Portugal beats budget targets on path to exiting bailout

Published on 31/03/2014

Portugal took a big step towards emerging from its debt bailout and regaining investor confidence on Monday by beating its budget target by a wide margin.

Portugal, still struggling to overcome its debt crisis, to pull away from recession and overcome public anger at tough austerity measures, turned in a budget overshoot equivalent to 4.9 percent of output last year.

That marked a huge reduction from a public deficit of 6.4 percent in 2012, official data showed on Monday.

The outcome was far better than the target of 5.5 percent set by the government and creditors financing a bailout which is due to end on May 17.

The figures was published by the national statistics office in line with European Union Eurostat calculations and included the injection of 700 million euros to recapitalise the Banif bank.

Excluding this capital injection, the public deficit amounted to 4.5 percent of gross domestic product, analysts calculated.

The latest figure will be seen as a big encouragement to the Portuguese government, and reassurance for investors, as the country prepares to return fully to financing itself normally on the sovereign debt market.

But despite this marked progress in reducing the annual deficit, the gap between spending and revenues, the public debt of accumulated past deficits rose to 129.0 percent of output last year from 124.1 percent in 2012.

The debt now amounts to 213.63 billion euros, the statistics office Ine said.

The national accounts benefited from a partial tax amnesty which enabled taxpayers with outstanding taxes to pay to do so before the end of the year, a measure which raised 1.25 billion euros ($1.73 billion), far more than the expected figure of 700 million euros.

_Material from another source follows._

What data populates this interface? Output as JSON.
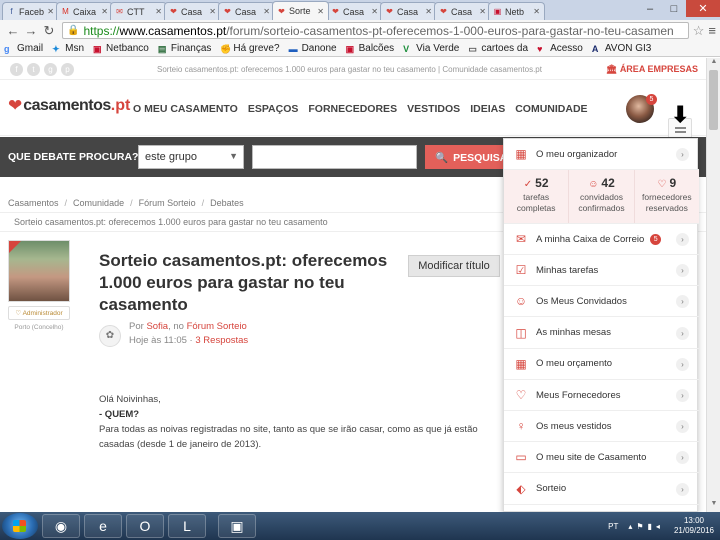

In the second half of last year, the economy pulled out of recession to show growth of 1.1 percent and this also helped public finances, since growth raises tax income and reduces some costs.

The recovery, ending two and a half years of recession, held in the fourth quarter when the economy grew by 0.6 percent on a quarterly basis.

In May 2011, Portugal was rescued by the International Monetary Fund and by the European Union with loans totalling 78 billion euros on condition that the country enact deep structural reforms to correct public finances and raise efficiency in the economy.

However, this slowed down the economy, and also household spending which began to recover in the last quarter of last year.

At the end of February, auditors from the IMF, EU and European Central Bank approved progress by Portugal in meeting the loan conditions.

But before the creditors release a slice of funding worth 2.5 billion euros, the government must come up with measures worth a further 1.7 billion euros to reduce the public deficit to 4.0 percent of output this year and 2.5 percent in 2015.